February was American Heart Month, the perfect time to advocate for the cardiovascular health of women. Led by Dr. Paula Miller, clinical associate professor in the division of cardiology in UNC’s department of medicine, the 4th annual Women’s Heart Symposium drew nearly 100 women for a day of free education, food and health tips, enabling women of all ages and backgrounds to learn about heart disease and how to prevent it. The event was made possible by private donations.
No one knows a woman’s heart like the cardiologists at UNC’s Center for Heart and Vascular Care. Heart disease is a killer that strikes more women than men and it’s more deadly than all forms of cancer combined.
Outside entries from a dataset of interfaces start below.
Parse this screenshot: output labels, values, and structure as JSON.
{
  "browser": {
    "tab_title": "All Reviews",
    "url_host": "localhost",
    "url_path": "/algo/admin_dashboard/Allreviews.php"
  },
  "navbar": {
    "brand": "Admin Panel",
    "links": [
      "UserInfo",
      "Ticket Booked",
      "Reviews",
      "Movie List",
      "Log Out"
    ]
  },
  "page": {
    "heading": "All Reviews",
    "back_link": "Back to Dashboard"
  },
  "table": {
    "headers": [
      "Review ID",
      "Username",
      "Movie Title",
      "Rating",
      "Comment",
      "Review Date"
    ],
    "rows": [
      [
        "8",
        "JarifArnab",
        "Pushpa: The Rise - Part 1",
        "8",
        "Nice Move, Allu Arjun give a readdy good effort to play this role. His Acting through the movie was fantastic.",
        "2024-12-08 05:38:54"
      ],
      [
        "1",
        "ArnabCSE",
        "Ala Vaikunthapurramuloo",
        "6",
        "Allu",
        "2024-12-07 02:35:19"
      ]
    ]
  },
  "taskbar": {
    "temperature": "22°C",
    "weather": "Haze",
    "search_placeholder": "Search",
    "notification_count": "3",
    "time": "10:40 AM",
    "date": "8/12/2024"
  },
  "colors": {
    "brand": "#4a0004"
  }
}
While one in 31 women die from breast cancer each year, heart disease claims the lives of one in three.
“We want to encourage women to be more aware of their heart health as we focus on early-detection, prevention, risk assessment, lifestyle management and raising awareness,” said Miller who is also medical director of cardiac rehabilitation and director of UNC’s Women’s Heart Program at the UNC School of Medicine.
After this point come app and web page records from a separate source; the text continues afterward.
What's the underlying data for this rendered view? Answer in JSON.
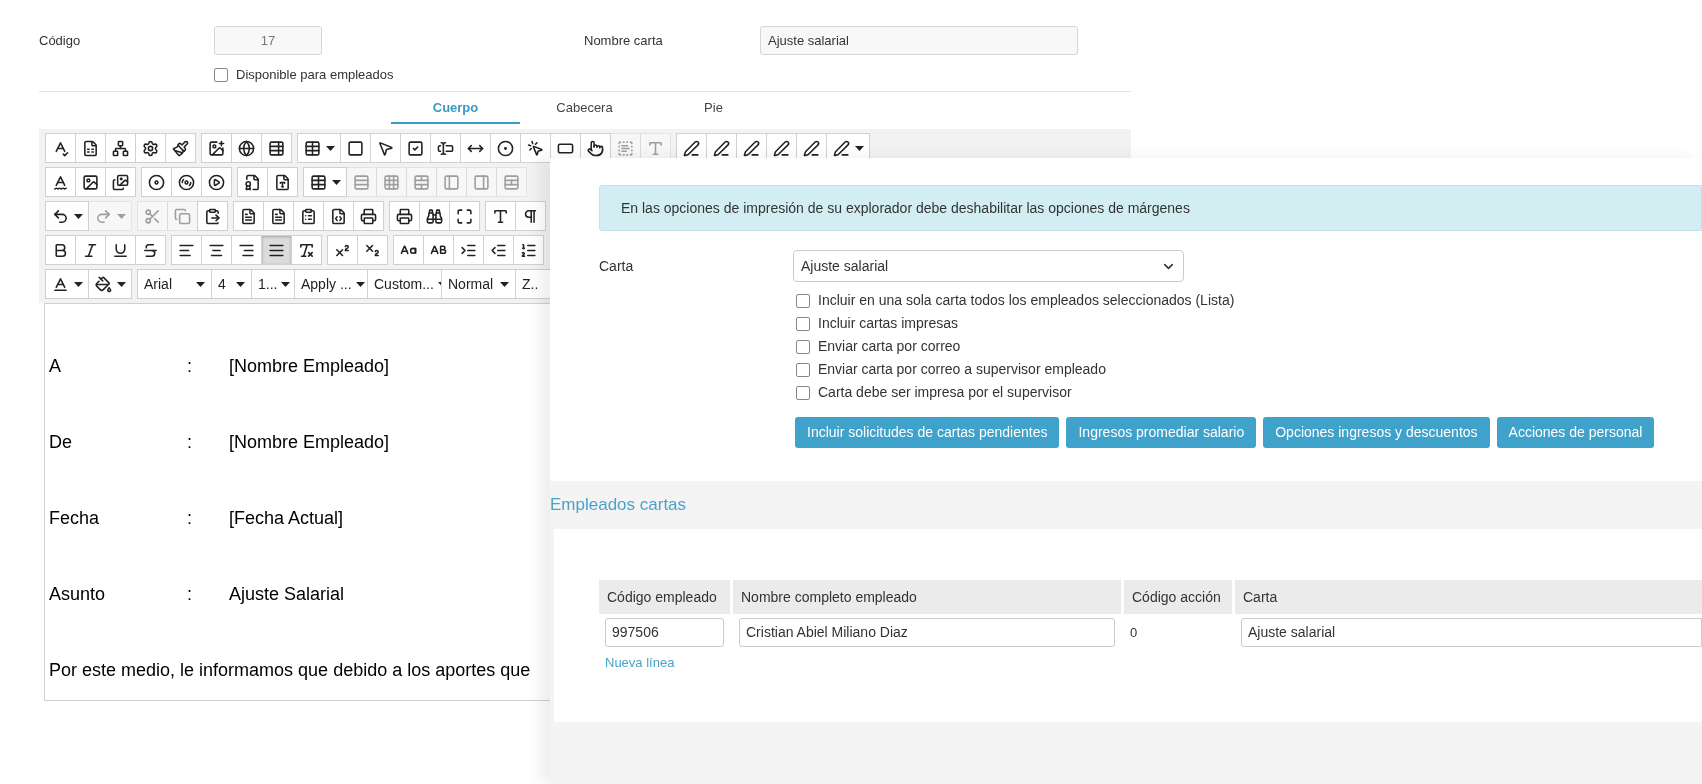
{
  "form": {
    "codigo": {
      "label": "Código",
      "value": "17",
      "disabled": true
    },
    "disponible": {
      "label": "Disponible para empleados",
      "checked": false
    },
    "nombre_carta": {
      "label": "Nombre carta",
      "value": "Ajuste salarial"
    }
  },
  "tabs": [
    {
      "label": "Cuerpo",
      "selected": true
    },
    {
      "label": "Cabecera",
      "selected": false
    },
    {
      "label": "Pie",
      "selected": false
    }
  ],
  "editor": {
    "toolbar": {
      "rows": [
        [
          [
            {
              "kind": "icon",
              "disabled": false,
              "active": false
            },
            {
              "kind": "icon",
              "disabled": false,
              "active": false
            },
            {
              "kind": "icon",
              "disabled": false,
              "active": false
            },
            {
              "kind": "icon",
              "disabled": false,
              "active": false
            },
            {
              "kind": "icon",
              "disabled": false,
              "active": false
            }
          ],
          [
            {
              "kind": "icon",
              "disabled": false,
              "active": false
            },
            {
              "kind": "icon",
              "disabled": false,
              "active": false
            },
            {
              "kind": "icon",
              "disabled": false,
              "active": false
            }
          ],
          [
            {
              "kind": "menu",
              "disabled": false,
              "active": false
            },
            {
              "kind": "icon",
              "disabled": false,
              "active": false
            },
            {
              "kind": "icon",
              "disabled": false,
              "active": false
            },
            {
              "kind": "icon",
              "disabled": false,
              "active": false
            },
            {
              "kind": "icon",
              "disabled": false,
              "active": false
            },
            {
              "kind": "icon",
              "disabled": false,
              "active": false
            },
            {
              "kind": "icon",
              "disabled": false,
              "active": false
            },
            {
              "kind": "icon",
              "disabled": false,
              "active": false
            },
            {
              "kind": "icon",
              "disabled": false,
              "active": false
            },
            {
              "kind": "icon",
              "disabled": false,
              "active": false
            },
            {
              "kind": "icon",
              "disabled": true,
              "active": false
            },
            {
              "kind": "icon",
              "disabled": true,
              "active": false
            }
          ],
          [
            {
              "kind": "icon",
              "disabled": false,
              "active": false
            },
            {
              "kind": "icon",
              "disabled": false,
              "active": false
            },
            {
              "kind": "icon",
              "disabled": false,
              "active": false
            },
            {
              "kind": "icon",
              "disabled": false,
              "active": false
            },
            {
              "kind": "icon",
              "disabled": false,
              "active": false
            },
            {
              "kind": "menu",
              "disabled": false,
              "active": false
            }
          ]
        ],
        [
          [
            {
              "kind": "icon",
              "disabled": false,
              "active": false
            },
            {
              "kind": "icon",
              "disabled": false,
              "active": false
            },
            {
              "kind": "icon",
              "disabled": false,
              "active": false
            }
          ],
          [
            {
              "kind": "icon",
              "disabled": false,
              "active": false
            },
            {
              "kind": "icon",
              "disabled": false,
              "active": false
            },
            {
              "kind": "icon",
              "disabled": false,
              "active": false
            }
          ],
          [
            {
              "kind": "icon",
              "disabled": false,
              "active": false
            },
            {
              "kind": "icon",
              "disabled": false,
              "active": false
            }
          ],
          [
            {
              "kind": "menu",
              "disabled": false,
              "active": false
            },
            {
              "kind": "icon",
              "disabled": true,
              "active": false
            },
            {
              "kind": "icon",
              "disabled": true,
              "active": false
            },
            {
              "kind": "icon",
              "disabled": true,
              "active": false
            },
            {
              "kind": "icon",
              "disabled": true,
              "active": false
            },
            {
              "kind": "icon",
              "disabled": true,
              "active": false
            },
            {
              "kind": "icon",
              "disabled": true,
              "active": false
            }
          ]
        ],
        [
          [
            {
              "kind": "menu",
              "disabled": false,
              "active": false
            },
            {
              "kind": "menu",
              "disabled": true,
              "active": false
            }
          ],
          [
            {
              "kind": "icon",
              "disabled": true,
              "active": false
            },
            {
              "kind": "icon",
              "disabled": true,
              "active": false
            },
            {
              "kind": "icon",
              "disabled": false,
              "active": false
            }
          ],
          [
            {
              "kind": "icon",
              "disabled": false,
              "active": false
            },
            {
              "kind": "icon",
              "disabled": false,
              "active": false
            },
            {
              "kind": "icon",
              "disabled": false,
              "active": false
            },
            {
              "kind": "icon",
              "disabled": false,
              "active": false
            },
            {
              "kind": "icon",
              "disabled": false,
              "active": false
            }
          ],
          [
            {
              "kind": "icon",
              "disabled": false,
              "active": false
            },
            {
              "kind": "icon",
              "disabled": false,
              "active": false
            },
            {
              "kind": "icon",
              "disabled": false,
              "active": false
            }
          ],
          [
            {
              "kind": "icon",
              "disabled": false,
              "active": false
            },
            {
              "kind": "icon",
              "disabled": false,
              "active": false
            }
          ]
        ],
        [
          [
            {
              "kind": "icon",
              "disabled": false,
              "active": false
            },
            {
              "kind": "icon",
              "disabled": false,
              "active": false
            },
            {
              "kind": "icon",
              "disabled": false,
              "active": false
            },
            {
              "kind": "icon",
              "disabled": false,
              "active": false
            }
          ],
          [
            {
              "kind": "icon",
              "disabled": false,
              "active": false
            },
            {
              "kind": "icon",
              "disabled": false,
              "active": false
            },
            {
              "kind": "icon",
              "disabled": false,
              "active": false
            },
            {
              "kind": "icon",
              "disabled": false,
              "active": true
            },
            {
              "kind": "icon",
              "disabled": false,
              "active": false
            }
          ],
          [
            {
              "kind": "icon",
              "disabled": false,
              "active": false
            },
            {
              "kind": "icon",
              "disabled": false,
              "active": false
            }
          ],
          [
            {
              "kind": "icon",
              "disabled": false,
              "active": false
            },
            {
              "kind": "icon",
              "disabled": false,
              "active": false
            },
            {
              "kind": "icon",
              "disabled": false,
              "active": false
            },
            {
              "kind": "icon",
              "disabled": false,
              "active": false
            },
            {
              "kind": "icon",
              "disabled": false,
              "active": false
            }
          ]
        ],
        [
          [
            {
              "kind": "menu",
              "disabled": false,
              "active": false
            },
            {
              "kind": "menu",
              "disabled": false,
              "active": false
            }
          ],
          [
            {
              "kind": "select",
              "label": "Arial"
            },
            {
              "kind": "select",
              "label": "4"
            },
            {
              "kind": "select",
              "label": "1..."
            },
            {
              "kind": "select",
              "label": "Apply ..."
            },
            {
              "kind": "select",
              "label": "Custom..."
            },
            {
              "kind": "select",
              "label": "Normal"
            },
            {
              "kind": "select",
              "label": "Z.."
            }
          ]
        ]
      ]
    },
    "lines": [
      {
        "label": "A",
        "separator": ":",
        "value": "[Nombre Empleado]"
      },
      {
        "label": "De",
        "separator": ":",
        "value": "[Nombre Empleado]"
      },
      {
        "label": "Fecha",
        "separator": ":",
        "value": "[Fecha Actual]"
      },
      {
        "label": "Asunto",
        "separator": ":",
        "value": "Ajuste Salarial"
      }
    ],
    "paragraph": "Por este medio, le informamos que debido a los aportes que"
  },
  "print_panel": {
    "alert": "En las opciones de impresión de su explorador debe deshabilitar las opciones de márgenes",
    "carta": {
      "label": "Carta",
      "value": "Ajuste salarial"
    },
    "options": [
      {
        "label": "Incluir en una sola carta todos los empleados seleccionados (Lista)",
        "checked": false
      },
      {
        "label": "Incluir cartas impresas",
        "checked": false
      },
      {
        "label": "Enviar carta por correo",
        "checked": false
      },
      {
        "label": "Enviar carta por correo a supervisor empleado",
        "checked": false
      },
      {
        "label": "Carta debe ser impresa por el supervisor",
        "checked": false
      }
    ],
    "buttons": [
      "Incluir solicitudes de cartas pendientes",
      "Ingresos promediar salario",
      "Opciones ingresos y descuentos",
      "Acciones de personal"
    ]
  },
  "empleados": {
    "title": "Empleados cartas",
    "columns": [
      "Código empleado",
      "Nombre completo empleado",
      "Código acción",
      "Carta"
    ],
    "rows": [
      {
        "codigo_empleado": "997506",
        "nombre": "Cristian Abiel Miliano Diaz",
        "codigo_accion": "0",
        "carta": "Ajuste salarial"
      }
    ],
    "add_link": "Nueva línea"
  }
}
Symposium topics informed women of the causes of heart disease and treatment. Cardiovascular disease and stroke impact women differently across race and ethnicity while cultural, educational and economic disparities further complicate prevention efforts.
Ambassadors for Women’s Cardiovascular Health
“Our hope is that participants take away not only the importance of educating themselves, but the need to help educate all women,” said Miller. “We want them to share the information they learn with daughters, granddaughters, co-workers and neighbors. Cardiovascular disease is preventable.”
Participant Pat Flynn left inspired to focus on her own health. With heart disease effecting both sides of her family–her younger brother died from a heart attack in Yosemite National Park at age 40–she realized the vital missing element in her own heath regimen is exercise.
“Dr. Weickert’s presentation was especially important to me. I felt very pampered and well taken care of,” said Flynn. “It was a day where I could put luxurious attention on myself. The whole experience was such a gift.”
UNC’s head women’s basketball coach Sylvia Hatchell was keynote speaker and the events offered, free to all participants, a heart healthy lunch meal and snacks, plus nutrition and fitness recommendations.
As director of the UNC Women’s Heart Program, Dr. Miller is focused on preventing cardiac symptoms and illness. She provides cardiovascular fitness counseling, while providing stress and general echocardiography services. She has received numerous accolades and awards for her work to fight women’s heart disease.